A women veterans panel convened by The American Legion in late August in Minneapolis examined a variety of issues related to women veterans, including military sexual trauma (MST), post-traumatic stress (PTS), difficulties in readjusting to civilian life, and frustration over not being recognized as true veterans.
The panel, part of the Legion's Veterans Affairs & Rehabilitation Commission meeting, included retired Air Force Brig. Gen. Wilma Vaught, president of the Women In Military Service For America Memorial Foundation; retired Air Force Brig. Gen. Allison Hickey, under secretary for benefits in the Department of Veterans Affairs (VA); Barbara O'Reilly, director of women veterans employment initiatives for the Minnesota VA; and Trista Matascastillo, who leads the Women Veterans Initiative in Minnesota.
Hickey encouraged Legionnaires to hold events and activities that would draw the interest of more women veterans. "Maybe it isn't a golf outing," she said. "Not a lot of women always play golf. Maybe it's something a little more - you know, you think about it from an integrated perspective, so that you bring women in. Maybe it's a day where you actually try to celebrate them and reach out to them."
Hickey said VA is becoming more responsive to the needs of women veterans, and that the Veterans Health Administration has added a women veterans coordinator to the staff of each VA medical facility.
"But sometimes, though, a woman gets through the door and she doesn't get to that woman coordinator," Hickey said. "If she does, I feel confident she's going to get hand-held all the way through the process" with appropriate sensitivity to gender-specific health issues. She asked The American Legion and other veterans service organizations to spread the word about women veterans coordinators and their role at VA facilities.
Hickey is working to get a women veterans coordinator at every VA Regional Office as well, "so we can handle this MST issue. We've got to stop the MST issue at the source ... and treat each other like professional military servicemembers and veterans together."
Currently, Hickey said, among disability claims for younger veterans, one in five test positive for MST. "And we've got to get rid of that. These are our daughters and our sons - we've got to get rid of that."
O'Reilly noted that about 40 percent of women veterans from OIF/OEF are mothers, and some of them have difficulties readjusting to domestic life. When women veterans return to their families, O'Reilly said, "Life is like you're being put into a popcorn popper, and there's chaos all around you - ‘Mom, mom, mom!' We don't have time to take care of ourselves. We get on with it. We have children to raise, work to do."
O'Reilly said that many women veterans don't feel as important in their civilian roles, switching from making critical decisions in combat zones to folding the family's laundry. "All of a sudden, we come home and there's nothing with meaning," she said. "I came back from Afghanistan in 2008, (and) I finally went to VA in 2011. I didn't think I needed to go. Most women are not going to start experiencing a challenge for about a year. And then, all of a sudden, it's really going to be that struggle of trying to fit in, trying to network, trying to find employment." After O'Reilly returned home, she looked for research that had been done on women veterans and their transition back to civilian life, and found that very little had been done.

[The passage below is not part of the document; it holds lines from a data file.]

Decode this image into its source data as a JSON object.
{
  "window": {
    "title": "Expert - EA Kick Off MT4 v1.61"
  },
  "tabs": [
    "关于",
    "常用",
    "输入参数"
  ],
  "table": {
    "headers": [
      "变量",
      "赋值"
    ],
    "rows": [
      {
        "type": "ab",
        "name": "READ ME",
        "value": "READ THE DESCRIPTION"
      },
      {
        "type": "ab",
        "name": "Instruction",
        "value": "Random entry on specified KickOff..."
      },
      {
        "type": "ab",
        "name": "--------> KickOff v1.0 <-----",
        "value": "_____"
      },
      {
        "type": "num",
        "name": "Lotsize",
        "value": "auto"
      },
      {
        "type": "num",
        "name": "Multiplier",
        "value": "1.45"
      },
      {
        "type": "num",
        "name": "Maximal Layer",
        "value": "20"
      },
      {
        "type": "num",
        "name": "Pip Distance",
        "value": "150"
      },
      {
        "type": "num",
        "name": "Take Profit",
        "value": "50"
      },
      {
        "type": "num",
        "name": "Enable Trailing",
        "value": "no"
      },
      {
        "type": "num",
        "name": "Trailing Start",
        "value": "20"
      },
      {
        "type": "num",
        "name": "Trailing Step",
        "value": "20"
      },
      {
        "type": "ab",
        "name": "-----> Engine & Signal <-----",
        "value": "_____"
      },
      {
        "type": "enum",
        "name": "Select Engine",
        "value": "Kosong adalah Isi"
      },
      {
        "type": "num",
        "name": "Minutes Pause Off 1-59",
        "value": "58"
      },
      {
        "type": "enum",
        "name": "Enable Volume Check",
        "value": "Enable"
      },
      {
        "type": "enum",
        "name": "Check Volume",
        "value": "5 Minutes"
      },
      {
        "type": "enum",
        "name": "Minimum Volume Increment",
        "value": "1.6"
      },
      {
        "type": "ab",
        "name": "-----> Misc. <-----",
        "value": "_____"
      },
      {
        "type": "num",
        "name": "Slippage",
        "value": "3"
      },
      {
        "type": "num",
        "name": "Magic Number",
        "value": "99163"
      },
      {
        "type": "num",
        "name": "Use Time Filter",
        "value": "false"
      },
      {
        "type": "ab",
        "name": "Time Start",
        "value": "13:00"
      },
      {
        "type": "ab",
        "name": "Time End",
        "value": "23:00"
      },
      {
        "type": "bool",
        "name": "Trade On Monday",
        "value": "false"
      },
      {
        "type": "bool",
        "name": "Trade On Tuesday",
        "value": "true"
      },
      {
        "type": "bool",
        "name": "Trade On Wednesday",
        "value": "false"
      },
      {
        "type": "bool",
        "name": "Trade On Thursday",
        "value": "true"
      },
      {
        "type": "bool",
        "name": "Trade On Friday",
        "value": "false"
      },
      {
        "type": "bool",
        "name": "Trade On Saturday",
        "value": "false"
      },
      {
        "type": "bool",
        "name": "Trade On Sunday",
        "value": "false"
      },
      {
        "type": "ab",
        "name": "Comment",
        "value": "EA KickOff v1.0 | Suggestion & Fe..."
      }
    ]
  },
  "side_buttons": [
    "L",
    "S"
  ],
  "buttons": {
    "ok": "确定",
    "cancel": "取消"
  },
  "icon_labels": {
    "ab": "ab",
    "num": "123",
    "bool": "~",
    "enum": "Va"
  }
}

Vaught noted that "enormous progress has been made" over the past 30 years in expanding the role of women in the military, including service in combat zones. Yet once these women return home, she said, many of them become frustrated by VA employees who refuse to believe they are combat veterans. "And the frustration that I have heard repeatedly - time and again - is when they go in (to a VA medical center) and it's ‘What's your spouse's last four?' Maybe they don't even have a spouse. But they want to be recognized for what they are - women veterans."
Vaught said the Legion and other VSOs should be reaching out to women veterans and getting them connected with VA health care - especially those suffering from post-traumatic stress - "because that is going to be with us, big time, for years to come." She has known veterans from World War II, Korea, and Vietnam who have suffered all their lives from PTS, without speaking to anyone about it. "Let us not do that again," she said. "Let us reach out and help these people."
Matascastillo told the audience that less than 1,500 women veterans out of 23,000 in Minnesota are using services available to them through VA. One reason for such low participation, she said, is that "nobody recognized that they are a veteran." She said that some women veterans are uncomfortable with a mostly male VA medical staff, especially those suffering from MST.
In Minnesota, the "Sister Assister" program has made it easier for women veterans to go to VA hospitals. Matascastillo explained that female greeters assigned to each medical center meet women veterans at the front door, and help them navigate through a sometimes daunting process.
"We don't go into the appointment," Matascastillo said. "We don't ask what their issues are. It's nothing private. But we're seen with them in the waiting room. We show them around."Verna Jones, director of the Legion's VA&R Division, announced that a new position had been established at Legion's Washington office: women veterans outreach coordinator. She has asked Legion departments to create similar positions so they can "go out and find out what women veterans need. "We oftentimes hear that women veterans want their own separate health-care facilities. But that's not true at all. What we want is quality health care, affordable medication, and fair and equitable compensation, just like our male counterparts.
"What we want you to take away from this (panel)," Jones said, "is that women veterans issues is not just a woman's issue, it's a veterans issue."
For more video from the panel: